Psychiatry and the Legacies of Eugenics: Historical Studies of Alberta and Beyond
edited by Frank W. Stahnisch and Erna Kurbegović
Athabasca University Press,
411 pages, $37.99
The contributors to Psychiatry and the Legacies of Eugenics do not mince words as they examine the potent consequences that can develop from a popular ideology — particularly an ideology legitimized by the science of its day.
In their collection of case studies focusing on Western Canada and the larger global context, editors Frank W. Stahnisch and Erna Kurbegović and other medical-history scholars investigate early twentieth-century beliefs regarding the “inheritance of biological, psychological, and sociological human traits.” They show how these beliefs were able to penetrate all corners of society, including legislation, medical practices, and media representations.
Psychiatry and the Legacies of Eugenics is a bold anthology that offers a historical overview of the Western Canadian uptake of the eugenics movement while pinpointing key legacies and learning opportunities linked to current discourses on mental health. Readers are left to think critically as they ponder the aftershocks.
To what extent was Western Canada simply caught up in a “transnational phenomenon” with its acceptance of forced sterilization and other inhumane practices?

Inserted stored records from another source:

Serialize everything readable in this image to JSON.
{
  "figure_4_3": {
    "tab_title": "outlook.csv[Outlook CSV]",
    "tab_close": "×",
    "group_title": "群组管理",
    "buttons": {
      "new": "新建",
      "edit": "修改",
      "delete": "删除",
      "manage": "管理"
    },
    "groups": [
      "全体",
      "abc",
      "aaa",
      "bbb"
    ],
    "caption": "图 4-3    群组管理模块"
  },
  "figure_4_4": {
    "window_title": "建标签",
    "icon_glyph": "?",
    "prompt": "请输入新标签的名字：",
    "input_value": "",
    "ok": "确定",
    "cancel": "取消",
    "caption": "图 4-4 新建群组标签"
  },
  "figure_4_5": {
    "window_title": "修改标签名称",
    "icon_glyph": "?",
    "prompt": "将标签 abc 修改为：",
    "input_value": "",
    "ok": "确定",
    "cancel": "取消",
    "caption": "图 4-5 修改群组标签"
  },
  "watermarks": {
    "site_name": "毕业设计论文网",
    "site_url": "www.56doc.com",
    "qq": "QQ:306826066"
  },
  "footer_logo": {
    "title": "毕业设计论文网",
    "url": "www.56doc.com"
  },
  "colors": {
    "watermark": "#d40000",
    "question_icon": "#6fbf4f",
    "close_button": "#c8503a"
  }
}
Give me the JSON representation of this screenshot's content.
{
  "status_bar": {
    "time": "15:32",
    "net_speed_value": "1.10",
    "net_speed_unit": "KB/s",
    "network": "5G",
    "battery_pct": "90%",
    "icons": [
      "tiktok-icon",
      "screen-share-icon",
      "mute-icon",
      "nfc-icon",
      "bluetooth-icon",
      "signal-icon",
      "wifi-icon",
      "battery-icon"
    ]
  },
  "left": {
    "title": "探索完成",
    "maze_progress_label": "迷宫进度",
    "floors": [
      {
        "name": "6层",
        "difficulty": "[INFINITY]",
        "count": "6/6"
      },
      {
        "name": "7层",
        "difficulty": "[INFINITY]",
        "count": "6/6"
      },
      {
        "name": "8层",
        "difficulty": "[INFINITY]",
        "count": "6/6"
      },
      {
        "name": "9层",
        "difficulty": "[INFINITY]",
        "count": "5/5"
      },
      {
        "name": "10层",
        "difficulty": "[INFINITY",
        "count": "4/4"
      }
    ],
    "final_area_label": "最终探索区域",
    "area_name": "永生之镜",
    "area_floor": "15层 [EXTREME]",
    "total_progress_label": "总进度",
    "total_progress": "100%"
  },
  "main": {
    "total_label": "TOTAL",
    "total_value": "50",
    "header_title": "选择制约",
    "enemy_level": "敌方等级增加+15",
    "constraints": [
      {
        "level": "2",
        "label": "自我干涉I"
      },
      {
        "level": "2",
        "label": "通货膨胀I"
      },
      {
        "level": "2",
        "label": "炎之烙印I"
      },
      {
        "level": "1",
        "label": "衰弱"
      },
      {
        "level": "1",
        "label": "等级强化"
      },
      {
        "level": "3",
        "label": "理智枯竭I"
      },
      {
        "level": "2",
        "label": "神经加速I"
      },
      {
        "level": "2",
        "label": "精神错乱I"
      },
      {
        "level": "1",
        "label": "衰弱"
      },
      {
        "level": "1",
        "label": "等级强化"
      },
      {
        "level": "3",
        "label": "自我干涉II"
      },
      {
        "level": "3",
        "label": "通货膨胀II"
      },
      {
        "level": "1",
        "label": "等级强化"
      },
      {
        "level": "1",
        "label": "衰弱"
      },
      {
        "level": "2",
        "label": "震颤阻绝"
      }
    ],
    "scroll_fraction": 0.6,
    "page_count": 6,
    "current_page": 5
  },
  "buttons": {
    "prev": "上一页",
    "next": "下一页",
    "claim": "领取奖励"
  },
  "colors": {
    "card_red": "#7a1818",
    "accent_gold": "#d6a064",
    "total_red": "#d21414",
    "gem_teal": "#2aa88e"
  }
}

And today, as we head into a brave new world, what might the surge of “newgenics” technology say about the evolution — or stagnation — of medical ethics?